Look for the word "legend" in the data below, and copy every line that holds it.

Records from a collection:
=== Begin Enclosure ===

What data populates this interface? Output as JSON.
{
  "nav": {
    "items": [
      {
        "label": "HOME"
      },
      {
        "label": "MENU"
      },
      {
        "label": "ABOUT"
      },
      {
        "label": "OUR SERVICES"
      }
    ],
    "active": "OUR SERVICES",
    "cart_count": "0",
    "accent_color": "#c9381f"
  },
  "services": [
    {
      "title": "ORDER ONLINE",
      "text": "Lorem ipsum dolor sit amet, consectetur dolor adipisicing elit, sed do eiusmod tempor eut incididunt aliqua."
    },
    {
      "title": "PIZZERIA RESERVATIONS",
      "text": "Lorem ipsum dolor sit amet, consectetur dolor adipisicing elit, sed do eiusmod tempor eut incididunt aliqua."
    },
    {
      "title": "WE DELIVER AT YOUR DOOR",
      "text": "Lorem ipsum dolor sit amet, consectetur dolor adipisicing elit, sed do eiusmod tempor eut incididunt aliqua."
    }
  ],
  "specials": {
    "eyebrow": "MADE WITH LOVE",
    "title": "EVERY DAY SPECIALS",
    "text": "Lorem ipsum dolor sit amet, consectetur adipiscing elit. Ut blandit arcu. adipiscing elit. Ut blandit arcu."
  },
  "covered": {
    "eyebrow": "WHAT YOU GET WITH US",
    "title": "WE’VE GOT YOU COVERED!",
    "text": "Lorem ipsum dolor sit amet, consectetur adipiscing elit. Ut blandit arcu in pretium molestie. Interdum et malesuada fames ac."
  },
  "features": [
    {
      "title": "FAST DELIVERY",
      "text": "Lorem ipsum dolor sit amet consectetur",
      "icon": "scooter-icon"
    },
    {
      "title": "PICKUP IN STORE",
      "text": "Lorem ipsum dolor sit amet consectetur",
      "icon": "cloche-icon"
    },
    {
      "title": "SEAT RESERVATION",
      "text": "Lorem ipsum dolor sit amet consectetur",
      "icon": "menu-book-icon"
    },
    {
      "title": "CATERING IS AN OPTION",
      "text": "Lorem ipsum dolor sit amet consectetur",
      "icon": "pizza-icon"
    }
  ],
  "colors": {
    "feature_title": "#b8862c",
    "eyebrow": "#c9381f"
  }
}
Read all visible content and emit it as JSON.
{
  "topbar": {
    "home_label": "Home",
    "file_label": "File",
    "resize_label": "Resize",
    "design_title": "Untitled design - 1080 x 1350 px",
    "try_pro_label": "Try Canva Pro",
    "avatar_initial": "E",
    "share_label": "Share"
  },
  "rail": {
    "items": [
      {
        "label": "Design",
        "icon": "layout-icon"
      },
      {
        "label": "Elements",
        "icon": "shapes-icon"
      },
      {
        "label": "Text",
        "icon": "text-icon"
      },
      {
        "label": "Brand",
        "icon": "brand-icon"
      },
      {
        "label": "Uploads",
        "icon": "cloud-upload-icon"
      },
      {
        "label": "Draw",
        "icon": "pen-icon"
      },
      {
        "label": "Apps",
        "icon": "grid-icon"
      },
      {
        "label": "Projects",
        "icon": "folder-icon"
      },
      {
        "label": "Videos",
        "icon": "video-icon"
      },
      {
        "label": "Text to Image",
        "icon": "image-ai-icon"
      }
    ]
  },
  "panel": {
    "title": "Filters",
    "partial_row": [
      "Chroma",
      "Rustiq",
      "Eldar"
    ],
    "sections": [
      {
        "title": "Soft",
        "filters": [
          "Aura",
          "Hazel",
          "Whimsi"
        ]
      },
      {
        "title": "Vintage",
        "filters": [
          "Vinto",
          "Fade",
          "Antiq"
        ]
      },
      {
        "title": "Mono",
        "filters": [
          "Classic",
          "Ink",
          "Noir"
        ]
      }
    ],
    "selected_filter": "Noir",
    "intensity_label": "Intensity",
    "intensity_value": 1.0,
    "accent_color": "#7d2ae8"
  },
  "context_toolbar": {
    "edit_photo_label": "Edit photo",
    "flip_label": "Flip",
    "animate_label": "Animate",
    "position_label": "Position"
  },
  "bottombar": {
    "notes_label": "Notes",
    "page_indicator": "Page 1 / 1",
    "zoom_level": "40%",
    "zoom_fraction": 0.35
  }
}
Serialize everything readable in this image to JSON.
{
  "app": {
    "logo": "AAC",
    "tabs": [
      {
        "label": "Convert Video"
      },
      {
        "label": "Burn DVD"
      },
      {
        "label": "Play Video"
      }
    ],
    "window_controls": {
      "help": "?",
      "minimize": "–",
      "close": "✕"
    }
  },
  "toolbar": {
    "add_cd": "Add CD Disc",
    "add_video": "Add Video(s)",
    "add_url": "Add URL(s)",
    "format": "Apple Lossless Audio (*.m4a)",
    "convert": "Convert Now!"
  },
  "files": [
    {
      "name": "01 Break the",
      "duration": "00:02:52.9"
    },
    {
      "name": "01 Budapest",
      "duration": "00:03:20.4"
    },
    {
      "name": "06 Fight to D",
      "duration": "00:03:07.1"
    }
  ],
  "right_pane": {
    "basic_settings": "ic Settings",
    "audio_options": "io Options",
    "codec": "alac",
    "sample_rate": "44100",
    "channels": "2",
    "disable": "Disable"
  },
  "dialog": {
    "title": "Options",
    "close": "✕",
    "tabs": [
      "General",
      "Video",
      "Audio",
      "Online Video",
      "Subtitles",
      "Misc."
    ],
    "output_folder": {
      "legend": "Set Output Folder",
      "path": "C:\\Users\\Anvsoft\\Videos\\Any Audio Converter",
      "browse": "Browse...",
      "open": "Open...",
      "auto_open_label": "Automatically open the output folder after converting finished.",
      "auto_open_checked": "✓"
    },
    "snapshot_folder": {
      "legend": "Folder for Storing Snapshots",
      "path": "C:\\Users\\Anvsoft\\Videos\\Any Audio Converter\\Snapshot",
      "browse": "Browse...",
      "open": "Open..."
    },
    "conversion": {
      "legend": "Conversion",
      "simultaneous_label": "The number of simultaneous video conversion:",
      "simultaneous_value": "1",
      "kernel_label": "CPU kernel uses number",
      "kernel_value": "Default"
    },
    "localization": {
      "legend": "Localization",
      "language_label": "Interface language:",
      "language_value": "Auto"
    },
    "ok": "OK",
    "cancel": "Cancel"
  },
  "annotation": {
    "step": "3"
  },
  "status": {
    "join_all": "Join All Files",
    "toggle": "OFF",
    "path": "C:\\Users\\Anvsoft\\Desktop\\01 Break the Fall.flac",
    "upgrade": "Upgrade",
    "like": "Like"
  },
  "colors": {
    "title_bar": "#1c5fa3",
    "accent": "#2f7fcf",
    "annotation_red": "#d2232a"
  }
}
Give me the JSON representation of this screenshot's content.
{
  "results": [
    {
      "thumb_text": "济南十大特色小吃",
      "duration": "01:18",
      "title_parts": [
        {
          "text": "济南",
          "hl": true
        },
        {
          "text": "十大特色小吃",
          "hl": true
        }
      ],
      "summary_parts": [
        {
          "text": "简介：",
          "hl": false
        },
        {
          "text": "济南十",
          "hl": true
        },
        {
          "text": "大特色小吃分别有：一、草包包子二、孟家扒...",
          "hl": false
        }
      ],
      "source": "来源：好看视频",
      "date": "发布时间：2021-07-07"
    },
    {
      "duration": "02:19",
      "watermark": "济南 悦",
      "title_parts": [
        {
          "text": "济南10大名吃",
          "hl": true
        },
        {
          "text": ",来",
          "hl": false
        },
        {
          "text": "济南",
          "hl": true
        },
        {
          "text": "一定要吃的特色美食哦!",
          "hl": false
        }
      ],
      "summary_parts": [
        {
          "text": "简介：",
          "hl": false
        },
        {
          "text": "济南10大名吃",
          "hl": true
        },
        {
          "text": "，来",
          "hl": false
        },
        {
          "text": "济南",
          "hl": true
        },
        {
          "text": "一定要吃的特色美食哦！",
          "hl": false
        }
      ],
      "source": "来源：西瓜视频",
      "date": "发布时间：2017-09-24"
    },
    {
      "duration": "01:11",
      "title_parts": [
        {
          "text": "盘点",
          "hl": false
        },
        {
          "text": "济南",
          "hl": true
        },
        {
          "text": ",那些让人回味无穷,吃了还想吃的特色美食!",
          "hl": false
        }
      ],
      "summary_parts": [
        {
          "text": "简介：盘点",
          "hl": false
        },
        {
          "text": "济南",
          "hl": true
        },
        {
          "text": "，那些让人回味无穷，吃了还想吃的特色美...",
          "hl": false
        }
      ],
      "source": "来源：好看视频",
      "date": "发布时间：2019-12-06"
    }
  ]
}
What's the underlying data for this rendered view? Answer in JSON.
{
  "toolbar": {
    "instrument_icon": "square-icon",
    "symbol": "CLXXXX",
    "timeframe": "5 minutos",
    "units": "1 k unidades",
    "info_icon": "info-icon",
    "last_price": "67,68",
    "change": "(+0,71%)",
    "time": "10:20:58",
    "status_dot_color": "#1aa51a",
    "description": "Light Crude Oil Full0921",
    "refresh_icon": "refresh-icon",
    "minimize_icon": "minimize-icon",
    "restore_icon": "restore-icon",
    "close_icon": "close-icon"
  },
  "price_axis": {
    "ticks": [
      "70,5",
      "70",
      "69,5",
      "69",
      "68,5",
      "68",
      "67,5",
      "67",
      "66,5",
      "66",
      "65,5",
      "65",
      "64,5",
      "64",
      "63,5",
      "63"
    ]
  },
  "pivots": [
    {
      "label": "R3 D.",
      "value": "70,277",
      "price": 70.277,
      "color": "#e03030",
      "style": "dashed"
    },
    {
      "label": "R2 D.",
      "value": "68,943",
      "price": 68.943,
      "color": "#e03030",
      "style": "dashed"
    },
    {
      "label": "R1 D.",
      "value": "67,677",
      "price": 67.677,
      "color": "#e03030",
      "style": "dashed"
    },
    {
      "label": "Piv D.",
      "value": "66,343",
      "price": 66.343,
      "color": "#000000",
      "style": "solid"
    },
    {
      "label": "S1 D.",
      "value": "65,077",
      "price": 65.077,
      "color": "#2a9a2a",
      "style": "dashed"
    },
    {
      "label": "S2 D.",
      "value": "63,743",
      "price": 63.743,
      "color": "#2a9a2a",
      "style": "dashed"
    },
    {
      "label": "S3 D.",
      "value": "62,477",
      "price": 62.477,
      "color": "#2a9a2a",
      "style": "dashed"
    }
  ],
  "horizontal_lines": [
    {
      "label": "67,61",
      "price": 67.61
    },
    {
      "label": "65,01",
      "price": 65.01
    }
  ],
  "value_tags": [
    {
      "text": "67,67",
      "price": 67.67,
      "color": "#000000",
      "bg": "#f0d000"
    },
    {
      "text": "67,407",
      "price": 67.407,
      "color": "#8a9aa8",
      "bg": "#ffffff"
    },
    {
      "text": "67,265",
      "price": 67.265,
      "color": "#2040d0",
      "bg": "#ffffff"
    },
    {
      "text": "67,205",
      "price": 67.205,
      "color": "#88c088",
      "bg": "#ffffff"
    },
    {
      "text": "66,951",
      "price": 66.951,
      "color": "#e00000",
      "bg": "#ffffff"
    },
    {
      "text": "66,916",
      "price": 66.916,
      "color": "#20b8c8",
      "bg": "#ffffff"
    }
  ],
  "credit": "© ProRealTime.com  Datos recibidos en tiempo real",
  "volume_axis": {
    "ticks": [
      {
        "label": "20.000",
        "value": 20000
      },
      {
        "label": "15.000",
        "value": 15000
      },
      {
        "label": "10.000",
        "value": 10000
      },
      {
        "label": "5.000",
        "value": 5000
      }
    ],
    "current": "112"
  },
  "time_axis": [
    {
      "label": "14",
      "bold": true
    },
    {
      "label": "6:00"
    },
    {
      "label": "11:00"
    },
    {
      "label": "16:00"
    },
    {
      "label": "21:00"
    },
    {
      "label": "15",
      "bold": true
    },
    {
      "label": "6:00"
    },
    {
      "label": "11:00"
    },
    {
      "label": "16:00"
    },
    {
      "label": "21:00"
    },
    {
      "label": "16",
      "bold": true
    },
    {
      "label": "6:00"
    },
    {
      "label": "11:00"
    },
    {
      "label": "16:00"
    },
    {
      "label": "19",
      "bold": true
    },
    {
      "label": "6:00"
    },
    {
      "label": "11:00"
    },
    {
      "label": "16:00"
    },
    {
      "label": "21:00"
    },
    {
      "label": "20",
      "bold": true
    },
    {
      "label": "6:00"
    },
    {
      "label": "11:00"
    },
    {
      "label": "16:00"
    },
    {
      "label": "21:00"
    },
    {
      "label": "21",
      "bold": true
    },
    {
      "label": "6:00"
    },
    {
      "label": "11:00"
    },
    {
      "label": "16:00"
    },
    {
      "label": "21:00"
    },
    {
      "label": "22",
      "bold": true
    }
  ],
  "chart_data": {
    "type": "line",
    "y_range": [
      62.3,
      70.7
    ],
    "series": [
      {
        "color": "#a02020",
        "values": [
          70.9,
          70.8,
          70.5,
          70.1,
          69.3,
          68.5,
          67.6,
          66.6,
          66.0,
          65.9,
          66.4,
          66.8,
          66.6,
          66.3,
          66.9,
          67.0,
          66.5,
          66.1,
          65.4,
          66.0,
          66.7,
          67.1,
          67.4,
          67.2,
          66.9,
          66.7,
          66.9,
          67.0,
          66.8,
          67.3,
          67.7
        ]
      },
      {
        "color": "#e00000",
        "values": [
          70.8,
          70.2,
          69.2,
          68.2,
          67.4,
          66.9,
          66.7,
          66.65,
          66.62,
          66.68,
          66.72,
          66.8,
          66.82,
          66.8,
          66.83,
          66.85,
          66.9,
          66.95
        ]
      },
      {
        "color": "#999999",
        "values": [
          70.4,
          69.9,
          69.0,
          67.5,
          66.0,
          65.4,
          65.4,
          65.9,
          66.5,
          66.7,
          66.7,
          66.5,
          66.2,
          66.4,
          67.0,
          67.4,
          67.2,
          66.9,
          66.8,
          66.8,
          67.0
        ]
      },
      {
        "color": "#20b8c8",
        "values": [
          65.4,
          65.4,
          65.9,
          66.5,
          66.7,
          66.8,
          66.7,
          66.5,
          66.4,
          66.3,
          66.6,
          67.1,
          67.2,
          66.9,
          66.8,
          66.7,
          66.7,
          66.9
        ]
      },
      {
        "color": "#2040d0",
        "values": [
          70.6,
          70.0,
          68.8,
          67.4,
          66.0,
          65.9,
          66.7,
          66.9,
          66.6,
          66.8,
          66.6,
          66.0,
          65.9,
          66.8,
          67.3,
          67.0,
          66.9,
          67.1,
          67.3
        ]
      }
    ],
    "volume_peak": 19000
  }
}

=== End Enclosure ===

Task output ->
      "legend": "Set Output Folder",
      "legend": "Folder for Storing Snapshots",
      "legend": "Conversion",
      "legend": "Localization",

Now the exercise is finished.